English | 2020 | General Fiction/Classics | ePUB | 2.9 MB
Spring 1944: Betrayed by her collaborationist husband, Séverine Sevanot travels from Paris to her beloved hometown in southwest France. Séverine’s friends and family have urged her not to go: the region is a tinderbox where the French are fighting not only the Nazis, but their own countrymen who support the pro-German Vichy regime. Séverine ignores the advice. She always does exactly what she wants.
Summer 1994: To mark the 50th anniversary of D-Day, an American reporter interviews 85-year-old Caroline Aubry, Séverine’s sister. Caroline tells of fleeing the Germans by taking to the road in May 1940, then returning to a Paris that has been overrun by Germans flirting with young French girls, playing oom-pah band music in the parks, and imposing strict rationing on the city while keeping the best food and wine for themselves.
What Caroline omits is a story she has never revealed, even to her son Félix. Now, though, unsettled by the interview and the memories it evokes, Caroline decides that it is time for Félix to learn the secrets of the past…
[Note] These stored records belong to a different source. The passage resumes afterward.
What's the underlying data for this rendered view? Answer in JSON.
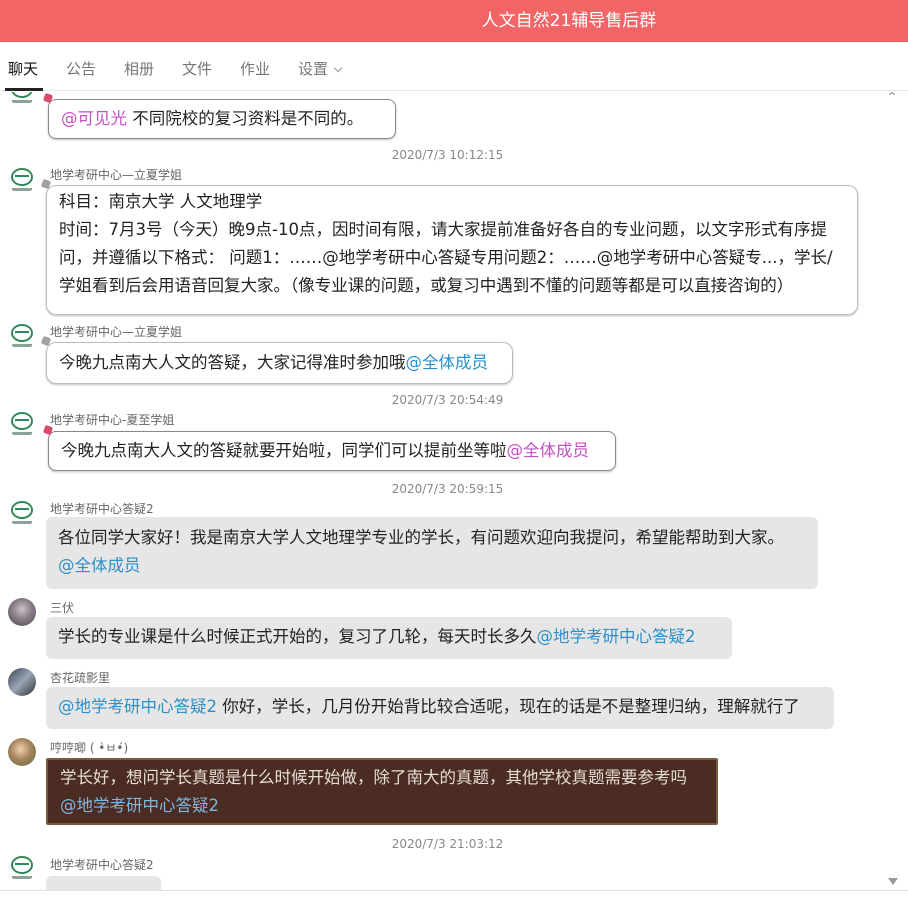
{
  "window": {
    "title": "人文自然21辅导售后群"
  },
  "tabs": [
    {
      "label": "聊天"
    },
    {
      "label": "公告"
    },
    {
      "label": "相册"
    },
    {
      "label": "文件"
    },
    {
      "label": "作业"
    },
    {
      "label": "设置"
    }
  ],
  "messages": [
    {
      "at": "@可见光",
      "text": " 不同院校的复习资料是不同的。"
    },
    {
      "time": "2020/7/3 10:12:15"
    },
    {
      "sender": "地学考研中心—立夏学姐",
      "lines": [
        "科目：南京大学 人文地理学",
        "时间：7月3号（今天）晚9点-10点，因时间有限，请大家提前准备好各自的专业问题，以文字形式有序提",
        "问，并遵循以下格式： 问题1：……@地学考研中心答疑专用问题2：……@地学考研中心答疑专...，学长/",
        "学姐看到后会用语音回复大家。（像专业课的问题，或复习中遇到不懂的问题等都是可以直接咨询的）"
      ]
    },
    {
      "sender": "地学考研中心—立夏学姐",
      "text": "今晚九点南大人文的答疑，大家记得准时参加哦",
      "at": "@全体成员"
    },
    {
      "time": "2020/7/3 20:54:49"
    },
    {
      "sender": "地学考研中心-夏至学姐",
      "text": "今晚九点南大人文的答疑就要开始啦，同学们可以提前坐等啦",
      "at": "@全体成员"
    },
    {
      "time": "2020/7/3 20:59:15"
    },
    {
      "sender": "地学考研中心答疑2",
      "text": "各位同学大家好！我是南京大学人文地理学专业的学长，有问题欢迎向我提问，希望能帮助到大家。",
      "at": "@全体成员"
    },
    {
      "sender": "三伏",
      "text": "学长的专业课是什么时候正式开始的，复习了几轮，每天时长多久",
      "at": "@地学考研中心答疑2"
    },
    {
      "sender": "杏花疏影里",
      "at": "@地学考研中心答疑2",
      "text": " 你好，学长，几月份开始背比较合适呢，现在的话是不是整理归纳，理解就行了"
    },
    {
      "sender": "哼哼唧 ( •̀ㅂ•́)",
      "text": "学长好，想问学长真题是什么时候开始做，除了南大的真题，其他学校真题需要参考吗",
      "at": "@地学考研中心答疑2"
    },
    {
      "time": "2020/7/3 21:03:12"
    },
    {
      "sender": "地学考研中心答疑2"
    }
  ]
}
Kirk had been surprised when Félix insisted that his mother speak to him and no one else. Perhaps she was shy, or maybe too many other reporters had been pestering her. It was none of his business; he simply hoped that she’d be photogenic, and he’d get a few good anecdotes from an ordinary person who had lived through extraordinary times. He was pleased with this new angle: a novel subject, a good profile of a dignified French woman in her home, a bit of vicarious self-identification for the viewers as they wondered what they’d have done in her place. Wasn’t that the business of TV news? Maybe she would tear up—cry even. Emotion, that was the ticket.
The sound of footsteps interrupted Kirk’s thoughts. The lacquered green door opened, and a slightly built and slender woman stepped out into the porchway. She was perfect; her silver hair gave her a dignified air and her blue eyes sparkled with a lively intelligence. She hugged Félix and shook Kirk’s hand formally after the introductions had been made. As they all stepped into the small vestibule and began making small talk, Kirk transformed automatically into reporter mode, gauging how well her low and well-modulated voice, her quintessentially French appearance and demeanor (Félix had been right about that) would play. He knew immediately that she would play very well indeed.
Even at her advanced age, Félix’s mother stood straight. She smelled of an exotic perfume and was stylishly dressed in what looked to Kirk like a Chanel suit, although he employed a fashion correspondent to make observations like that. She was the kind of woman people describe as poised and elegant, Kirk mused. She’d have turned heads in her youth, and she still had that indefinable presence that would be perfect for the camera.
Kirk turned his attention away from Madame Aubry and looked around the small vestibule; every object in it seemed to have been carefully chosen. On the shelves were leather-bound copies of books by Racine, Balzac and Victor Hugo as well as a few objets and carefully framed photos. Madame Aubry ushered them into the main part of the house, and again Kirk was quietly impressed: it didn’t correspond to his preconceptions of old lady decor. He’d imagined dinginess, musty unpleasant odors and dusty, worn antique furniture crowded into small rooms. Instead, bouquets of fresh flowers from the garden perfumed the air. The walls of the ground-floor rooms were painted a refined and restful shade of pale rose; the sofas, which faced each other in front of the fireplace, were dove gray, and the only older pieces of furniture were a marble-topped console on which a group of silver-framed photos was aligned, and at one end of the sitting room a pair of chairs he couldn’t identify: Louis, probably, but which one? He’d have to ask Félix. He had the feeling Caroline was reading his mind as she indicated one of the Louis something-or-other chairs to him.